WASHINGTON (AP) — President Donald Trump has promised to shake up Washington, but so far he's produced gridlock — at least with the phone lines on Capitol Hill.
Whether constituents are calling to request congressional flags, get help with a local issue — or, more likely, to register their support or displeasure with the latest move by President Donald Trump — these days they are more likely to get a busy signal or voice mail than a live human, at least if they're calling their senator.
It's especially true for Republican senators responsible for ensuring confirmation of Trump's Cabinet, including divisive picks like billionaire Betsy DeVos to lead the Education Department.
Dropped calls mean angry voters, so lawmakers across the Capitol, from Senate Majority Leader Mitch McConnell, R-Ky., to the most junior senator working out of a temporary basement office, are scrambling to handle the surge.
When a local radio host asked McConnell about Trump's controversial edict on refugees on Wednesday, the Senate's top Republican first made sure his constituents knew he was taking care of business.
"I appreciate many Kentuckians sharing their comments and for their patience with the jammed phone lines," McConnell told WHAS AM radio host Terry Meiners. "I might suggest to people who've had that experience, the best way to contact me is online."
Senate officials won't confirm just how many calls are flooding congressional offices, but it's a lot, as people take to social media sites like Facebook and Twitter to urge a tsunami of calls. A spokesman for Senate Democratic Leader Charles Schumer of New York, citing Senate officials, says calls have averaged 1.5 million a day this week.
Word has also gotten around that calls are a better way to get a message to lawmakers than emails.
Opposition to DeVos, driven in part by teachers' unions, is responsible for much of this week's big surge, but the number of calls is up across the board.
"Over 3,000 people have contacted me opposing her.
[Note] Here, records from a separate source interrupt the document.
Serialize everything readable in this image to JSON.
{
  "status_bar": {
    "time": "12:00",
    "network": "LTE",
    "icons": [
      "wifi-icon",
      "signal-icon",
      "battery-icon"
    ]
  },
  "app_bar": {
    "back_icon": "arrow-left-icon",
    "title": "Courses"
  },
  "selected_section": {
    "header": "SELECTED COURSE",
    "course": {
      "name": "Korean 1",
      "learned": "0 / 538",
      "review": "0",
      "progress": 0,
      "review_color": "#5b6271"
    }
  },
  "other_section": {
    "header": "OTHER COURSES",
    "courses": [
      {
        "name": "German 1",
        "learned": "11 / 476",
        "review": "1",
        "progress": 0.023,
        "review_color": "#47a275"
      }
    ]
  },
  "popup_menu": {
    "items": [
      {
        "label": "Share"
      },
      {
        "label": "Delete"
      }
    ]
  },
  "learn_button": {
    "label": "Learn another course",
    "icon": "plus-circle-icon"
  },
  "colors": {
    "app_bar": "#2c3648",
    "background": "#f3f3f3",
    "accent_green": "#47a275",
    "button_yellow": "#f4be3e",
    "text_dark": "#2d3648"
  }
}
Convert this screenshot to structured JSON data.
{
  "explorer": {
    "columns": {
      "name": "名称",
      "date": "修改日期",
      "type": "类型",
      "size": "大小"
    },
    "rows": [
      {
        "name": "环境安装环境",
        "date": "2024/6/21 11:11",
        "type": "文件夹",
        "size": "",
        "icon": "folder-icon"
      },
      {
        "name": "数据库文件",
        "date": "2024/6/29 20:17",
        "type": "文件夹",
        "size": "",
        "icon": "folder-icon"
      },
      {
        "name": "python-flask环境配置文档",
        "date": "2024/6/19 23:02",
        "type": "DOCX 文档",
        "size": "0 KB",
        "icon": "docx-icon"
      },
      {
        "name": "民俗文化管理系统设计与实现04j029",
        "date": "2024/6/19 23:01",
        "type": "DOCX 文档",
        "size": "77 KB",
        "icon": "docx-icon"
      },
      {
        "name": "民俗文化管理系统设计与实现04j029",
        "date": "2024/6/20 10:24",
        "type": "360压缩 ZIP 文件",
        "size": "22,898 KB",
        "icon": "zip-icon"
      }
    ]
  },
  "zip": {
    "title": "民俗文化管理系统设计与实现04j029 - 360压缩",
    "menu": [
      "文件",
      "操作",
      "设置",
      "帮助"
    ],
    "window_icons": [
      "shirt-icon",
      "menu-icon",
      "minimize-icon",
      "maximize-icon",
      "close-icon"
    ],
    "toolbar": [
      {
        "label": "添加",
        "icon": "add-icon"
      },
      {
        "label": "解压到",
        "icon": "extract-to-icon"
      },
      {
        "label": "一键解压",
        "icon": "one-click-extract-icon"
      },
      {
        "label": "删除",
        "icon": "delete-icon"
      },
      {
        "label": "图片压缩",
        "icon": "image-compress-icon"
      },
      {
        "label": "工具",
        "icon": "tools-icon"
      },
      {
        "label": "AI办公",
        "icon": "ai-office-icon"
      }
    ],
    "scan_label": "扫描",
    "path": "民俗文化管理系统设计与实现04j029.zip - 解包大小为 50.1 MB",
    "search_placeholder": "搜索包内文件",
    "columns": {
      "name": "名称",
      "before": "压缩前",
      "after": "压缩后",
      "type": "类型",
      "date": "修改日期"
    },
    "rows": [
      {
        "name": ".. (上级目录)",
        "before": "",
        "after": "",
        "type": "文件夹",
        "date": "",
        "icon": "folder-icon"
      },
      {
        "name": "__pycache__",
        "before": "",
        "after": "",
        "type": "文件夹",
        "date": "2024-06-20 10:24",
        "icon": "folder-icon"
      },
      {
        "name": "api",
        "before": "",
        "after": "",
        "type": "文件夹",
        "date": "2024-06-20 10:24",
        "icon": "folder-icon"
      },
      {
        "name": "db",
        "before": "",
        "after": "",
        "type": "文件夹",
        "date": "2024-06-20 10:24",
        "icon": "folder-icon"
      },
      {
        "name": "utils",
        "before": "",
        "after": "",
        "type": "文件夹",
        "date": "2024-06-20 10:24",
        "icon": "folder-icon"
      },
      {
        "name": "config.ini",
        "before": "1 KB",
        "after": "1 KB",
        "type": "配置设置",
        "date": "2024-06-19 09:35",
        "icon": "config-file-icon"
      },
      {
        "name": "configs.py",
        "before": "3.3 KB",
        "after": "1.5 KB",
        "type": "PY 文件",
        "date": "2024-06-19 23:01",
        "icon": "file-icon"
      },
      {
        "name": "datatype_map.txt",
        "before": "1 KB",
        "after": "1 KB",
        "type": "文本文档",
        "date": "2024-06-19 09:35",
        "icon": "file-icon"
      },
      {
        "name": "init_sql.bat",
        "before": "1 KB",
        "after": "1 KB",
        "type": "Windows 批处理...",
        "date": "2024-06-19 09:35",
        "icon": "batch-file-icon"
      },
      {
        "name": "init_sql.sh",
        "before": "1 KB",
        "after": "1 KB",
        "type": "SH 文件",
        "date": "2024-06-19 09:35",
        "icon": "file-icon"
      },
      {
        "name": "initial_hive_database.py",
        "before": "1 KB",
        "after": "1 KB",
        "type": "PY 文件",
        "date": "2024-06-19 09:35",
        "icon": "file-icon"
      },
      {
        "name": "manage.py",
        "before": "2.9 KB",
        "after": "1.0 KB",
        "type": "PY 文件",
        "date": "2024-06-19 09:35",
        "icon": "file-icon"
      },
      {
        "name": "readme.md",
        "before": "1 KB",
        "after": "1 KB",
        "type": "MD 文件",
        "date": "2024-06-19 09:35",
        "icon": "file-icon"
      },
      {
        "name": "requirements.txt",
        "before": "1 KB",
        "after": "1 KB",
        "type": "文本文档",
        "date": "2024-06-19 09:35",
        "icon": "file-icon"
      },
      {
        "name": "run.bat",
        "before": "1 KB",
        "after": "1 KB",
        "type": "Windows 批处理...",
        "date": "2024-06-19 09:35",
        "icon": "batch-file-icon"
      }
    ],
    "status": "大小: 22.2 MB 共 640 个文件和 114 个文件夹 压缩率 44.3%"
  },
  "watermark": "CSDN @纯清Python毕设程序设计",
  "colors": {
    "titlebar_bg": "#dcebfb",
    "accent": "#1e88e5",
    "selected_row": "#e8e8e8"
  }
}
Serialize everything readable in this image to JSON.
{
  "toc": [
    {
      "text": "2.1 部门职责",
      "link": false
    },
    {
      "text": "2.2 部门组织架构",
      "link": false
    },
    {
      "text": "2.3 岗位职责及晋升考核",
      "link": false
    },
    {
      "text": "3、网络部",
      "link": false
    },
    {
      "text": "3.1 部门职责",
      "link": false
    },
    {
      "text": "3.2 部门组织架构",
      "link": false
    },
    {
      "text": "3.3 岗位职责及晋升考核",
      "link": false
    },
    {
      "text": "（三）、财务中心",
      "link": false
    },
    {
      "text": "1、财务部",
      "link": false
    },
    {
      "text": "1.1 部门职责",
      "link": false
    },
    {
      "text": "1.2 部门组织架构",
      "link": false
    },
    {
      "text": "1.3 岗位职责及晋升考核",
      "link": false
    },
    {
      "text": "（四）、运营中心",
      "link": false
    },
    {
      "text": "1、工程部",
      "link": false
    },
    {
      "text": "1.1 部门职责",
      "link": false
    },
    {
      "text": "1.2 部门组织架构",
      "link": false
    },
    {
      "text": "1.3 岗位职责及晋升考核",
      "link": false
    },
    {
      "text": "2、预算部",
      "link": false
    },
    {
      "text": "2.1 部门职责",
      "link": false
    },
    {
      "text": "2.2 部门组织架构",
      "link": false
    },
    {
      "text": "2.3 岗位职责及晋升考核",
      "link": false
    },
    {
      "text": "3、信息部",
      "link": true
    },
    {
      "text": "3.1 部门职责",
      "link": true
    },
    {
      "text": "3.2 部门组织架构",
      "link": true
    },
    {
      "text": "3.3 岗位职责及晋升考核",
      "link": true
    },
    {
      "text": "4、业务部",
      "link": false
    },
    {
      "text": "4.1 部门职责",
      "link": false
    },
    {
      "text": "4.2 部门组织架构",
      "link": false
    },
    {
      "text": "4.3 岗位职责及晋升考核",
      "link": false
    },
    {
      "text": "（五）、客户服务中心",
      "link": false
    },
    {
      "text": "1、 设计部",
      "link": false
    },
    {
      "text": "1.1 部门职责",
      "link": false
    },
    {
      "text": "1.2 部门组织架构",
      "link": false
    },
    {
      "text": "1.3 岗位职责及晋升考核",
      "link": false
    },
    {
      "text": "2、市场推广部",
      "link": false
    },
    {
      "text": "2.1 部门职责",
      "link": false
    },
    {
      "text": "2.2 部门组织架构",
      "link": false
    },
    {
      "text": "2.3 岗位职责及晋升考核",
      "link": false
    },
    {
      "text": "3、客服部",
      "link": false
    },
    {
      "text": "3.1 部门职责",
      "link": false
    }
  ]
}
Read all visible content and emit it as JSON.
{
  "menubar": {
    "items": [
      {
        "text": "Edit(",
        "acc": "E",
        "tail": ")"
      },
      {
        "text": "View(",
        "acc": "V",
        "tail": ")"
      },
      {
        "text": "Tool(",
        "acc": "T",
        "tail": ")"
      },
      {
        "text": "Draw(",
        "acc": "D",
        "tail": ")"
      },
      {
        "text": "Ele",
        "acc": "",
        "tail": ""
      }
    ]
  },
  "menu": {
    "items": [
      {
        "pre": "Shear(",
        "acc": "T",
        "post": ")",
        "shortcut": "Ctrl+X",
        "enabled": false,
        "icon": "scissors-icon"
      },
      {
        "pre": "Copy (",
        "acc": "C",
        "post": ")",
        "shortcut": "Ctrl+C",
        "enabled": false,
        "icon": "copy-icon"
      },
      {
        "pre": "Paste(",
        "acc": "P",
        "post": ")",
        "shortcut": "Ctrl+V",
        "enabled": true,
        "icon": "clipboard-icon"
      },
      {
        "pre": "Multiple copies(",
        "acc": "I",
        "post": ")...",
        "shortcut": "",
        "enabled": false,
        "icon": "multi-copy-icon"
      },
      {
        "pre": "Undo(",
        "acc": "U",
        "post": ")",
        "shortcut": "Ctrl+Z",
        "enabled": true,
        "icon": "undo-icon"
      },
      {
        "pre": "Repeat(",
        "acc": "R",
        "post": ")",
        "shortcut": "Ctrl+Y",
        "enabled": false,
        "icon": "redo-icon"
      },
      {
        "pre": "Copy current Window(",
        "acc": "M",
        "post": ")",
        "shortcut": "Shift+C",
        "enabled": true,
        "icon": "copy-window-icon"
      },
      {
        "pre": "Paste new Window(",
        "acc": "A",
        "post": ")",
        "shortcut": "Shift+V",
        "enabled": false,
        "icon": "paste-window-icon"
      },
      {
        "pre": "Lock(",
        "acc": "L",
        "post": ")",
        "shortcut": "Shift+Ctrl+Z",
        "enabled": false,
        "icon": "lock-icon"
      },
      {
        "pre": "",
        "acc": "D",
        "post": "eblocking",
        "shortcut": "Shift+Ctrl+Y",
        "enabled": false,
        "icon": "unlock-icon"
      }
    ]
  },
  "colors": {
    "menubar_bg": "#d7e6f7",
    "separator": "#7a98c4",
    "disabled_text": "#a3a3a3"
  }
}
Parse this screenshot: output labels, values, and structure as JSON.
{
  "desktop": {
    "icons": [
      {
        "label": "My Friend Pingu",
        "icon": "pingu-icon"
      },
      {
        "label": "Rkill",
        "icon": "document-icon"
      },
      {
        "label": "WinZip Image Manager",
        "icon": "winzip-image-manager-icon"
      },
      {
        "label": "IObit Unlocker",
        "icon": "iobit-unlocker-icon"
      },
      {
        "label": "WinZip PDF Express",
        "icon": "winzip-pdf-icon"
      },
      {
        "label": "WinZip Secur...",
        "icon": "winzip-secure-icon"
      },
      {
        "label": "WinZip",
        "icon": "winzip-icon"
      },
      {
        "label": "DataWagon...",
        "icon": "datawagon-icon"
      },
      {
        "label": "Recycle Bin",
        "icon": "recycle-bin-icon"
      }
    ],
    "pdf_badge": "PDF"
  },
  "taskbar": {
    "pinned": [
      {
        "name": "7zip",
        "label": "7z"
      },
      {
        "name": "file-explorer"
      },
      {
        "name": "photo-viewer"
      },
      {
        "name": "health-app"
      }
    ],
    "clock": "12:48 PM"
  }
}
I have had 20 people contact me who support her. In fact, the phones are ringing off the hook," said Sen. Jon Tester, D-Mont. "The phone system is shut down. There are some senators who aren't even answering their phone because they don't want to hear it."
"I have heard from thousands, truly thousands, of Alaskans who share their concerns about Betsy DeVos," said Sen. Lisa Murkowski, R-Alaska, in citing her opposition to the nomination. "They have contacted me by phone, by email, in person."
The surge of calls has led Sen. Ben Sasse, R-Neb., to install software that provides limitless voicemail capacity. Staff aides use caller ID and know to pick up Nebraska calls first.
It doesn't hurt for the senators to occasionally pitch in themselves, as Steve Daines, an irrepressibly upbeat first-term Republican from Montana, did on Tuesday.
"It was Montanans calling in. I remember Missoula, Bozeman, Butte. ... It's always good to pick up the phone and sometimes it surprises the caller — they're not expecting the senator to pick up," Daines said. "It's really important to listen and have a civil, thoughtful conversation."
It's not just a Senate phenomenon, however.
"Typically for the last four years I've received three to 10 phone calls a day, two of them were always impeach Obama," said Rep. Thomas Massie, R-Ky. "And now we receive 30 to 50 phone calls a day, and obviously nobody wants to impeach Obama anymore but it's typically 30 phone calls opposing something Trump has done."
Sen. Dean Heller, R-Nev., is in the political crosshairs as the only Republican from a state carried by Hillary Clinton last year facing re-election in 2018. His office tries, against the odds, to have an intern or junior staffer answer each call live, which is impossible right now.
Heller took to Twitter to explain: "We are experiencing heavy call volumes in all our offices. Staff is answering as many as possible. Please continue calling to get through."
Social media seems to be a big part of the surge, as people openly post and share telephone listings not only for lawmakers' Washington, D.C., offices but telephone numbers back in their states and congressional districts.
"I'm certainly seeing a lot of my teacher friends on Facebook who are politicized in ways that they never have been before," said Keith Barton, a professor of education at Indiana University who's had limited success in getting through on the lines of freshman Sen. Todd Young, R-Ind. "People who would have had liberal opinions, who might have liked something, but who now are writing and calling and emailing — things that they never would have done before. It's been very striking just how politicized these middle-of-the-road kind of people are."
While it's the Republicans under siege right now, Democrats are soon to face an effort by conservative groups to gin up calls backing Trump's pick for the Supreme Court, federal Judge Neil Gorsuch.
AP Reporter Erica Werner contributed to this report.